There is this problem that assumed the front seat recently, alleged employment scam, first in Civil Defense; second in Immigration. What are your findings? Is it true there was recruitment scam in the two bodies or not?
Well, I don’t want to prejudice the investigations going on especially in the revelation of possible employment scam in Immigration. I have instituted a committee that would be inaugurated very soon to find out the veracity of the story on the recruitment exercise. I am equally aware that the House of Representatives, worried about the allegations, is also instituting an investigation into the matter. You are equally aware that when it became obvious that some controversy was generating around employment of officers men and women into the Immigration Service, I stepped in to cancel any possible exercise that must have taken place or that was taking place, and to say that we will be guided by the guidelines established by the board responsible for appointment, promotions, and discipline in the Immigration Service. Let me equally say that i have only been minister for a year and a half, the institution of the Immigration Service has existed over years as old as myself and so people have been coming into the Immigration Service. Just like any other parastatal, I think that the idea that certain sections of the country have dominated the service at the expense of others, people are employed who applied for employment, I am not sure that Nigerians and organizations have been inviting Nigerians from home to come and get employment, and so, if, for instance, advertisement is made and people from Benue do not apply, you won’t employ them.

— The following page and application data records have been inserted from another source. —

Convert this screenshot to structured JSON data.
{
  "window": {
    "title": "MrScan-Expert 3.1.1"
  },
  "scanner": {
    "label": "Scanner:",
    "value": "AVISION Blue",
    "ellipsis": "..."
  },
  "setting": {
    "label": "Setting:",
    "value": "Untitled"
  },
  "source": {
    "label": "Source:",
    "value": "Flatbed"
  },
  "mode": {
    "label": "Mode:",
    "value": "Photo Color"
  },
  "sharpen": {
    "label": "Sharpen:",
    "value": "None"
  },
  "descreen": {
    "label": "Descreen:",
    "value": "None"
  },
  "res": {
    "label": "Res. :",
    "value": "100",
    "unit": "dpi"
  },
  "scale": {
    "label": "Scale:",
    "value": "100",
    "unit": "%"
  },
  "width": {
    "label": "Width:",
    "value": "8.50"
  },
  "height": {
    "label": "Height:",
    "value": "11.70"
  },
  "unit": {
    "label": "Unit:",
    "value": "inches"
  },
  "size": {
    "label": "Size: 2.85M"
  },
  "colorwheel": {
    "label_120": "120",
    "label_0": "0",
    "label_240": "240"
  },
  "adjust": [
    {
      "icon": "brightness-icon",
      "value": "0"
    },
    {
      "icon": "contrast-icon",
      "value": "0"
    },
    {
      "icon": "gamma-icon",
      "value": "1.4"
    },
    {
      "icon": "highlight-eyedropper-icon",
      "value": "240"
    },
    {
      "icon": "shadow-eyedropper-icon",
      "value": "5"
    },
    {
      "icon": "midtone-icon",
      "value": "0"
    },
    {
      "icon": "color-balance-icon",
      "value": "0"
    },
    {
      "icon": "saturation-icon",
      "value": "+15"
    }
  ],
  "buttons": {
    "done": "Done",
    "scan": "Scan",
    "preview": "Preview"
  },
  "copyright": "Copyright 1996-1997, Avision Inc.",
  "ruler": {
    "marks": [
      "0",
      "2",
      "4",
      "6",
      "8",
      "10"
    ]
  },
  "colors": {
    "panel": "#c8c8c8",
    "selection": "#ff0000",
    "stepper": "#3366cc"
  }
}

Yes, even as Minister of the Federal Republic of Nigeria in charge of Interior, supervising Immigration, if my people do not apply to be employed in Immigration, it is absurd to think that I am going to employ them. First, these are career institutions and somebody must choose which career he wants to pursue, so you don’t just go home because there are vacancies and announce to the world, ‘how many of you are from this particular place?’ I have been in public service for the past 25years, from one level of government to the other, from local government, classroom teaching , I have been around, and, as a student of political science, I am not unaware of the daunting problems that confront Nigeria: nepotism, tribalism, and the debilitating consequences of these tendencies in the life of the nation. I am aware of the privilege that this appointment has given me. I don’t think I will bend backwards to compromise my integrity, by flagrantly violating laid down guidelines to subvert the constitution. When the chips are down, I know how many persons I have facilitated their employment in this place and they are all out there: Nigerians from Delta, Kano, Niger, Kebbi, I can go on and on.
Nigerians would like to know how much is the cost of the Nigerian international passport, and within what period would one collect, because there are syndicates around the Passport Office doing it and collecting money, even among Immigration officers?
The Nigerian Immigration Service recently applied for an upward review of the procurement rate of the passport, and this is because of the desire to render efficient and effective service, because there has been this tendency for touting, where individuals who would want to procure passport pay as much as N20,000.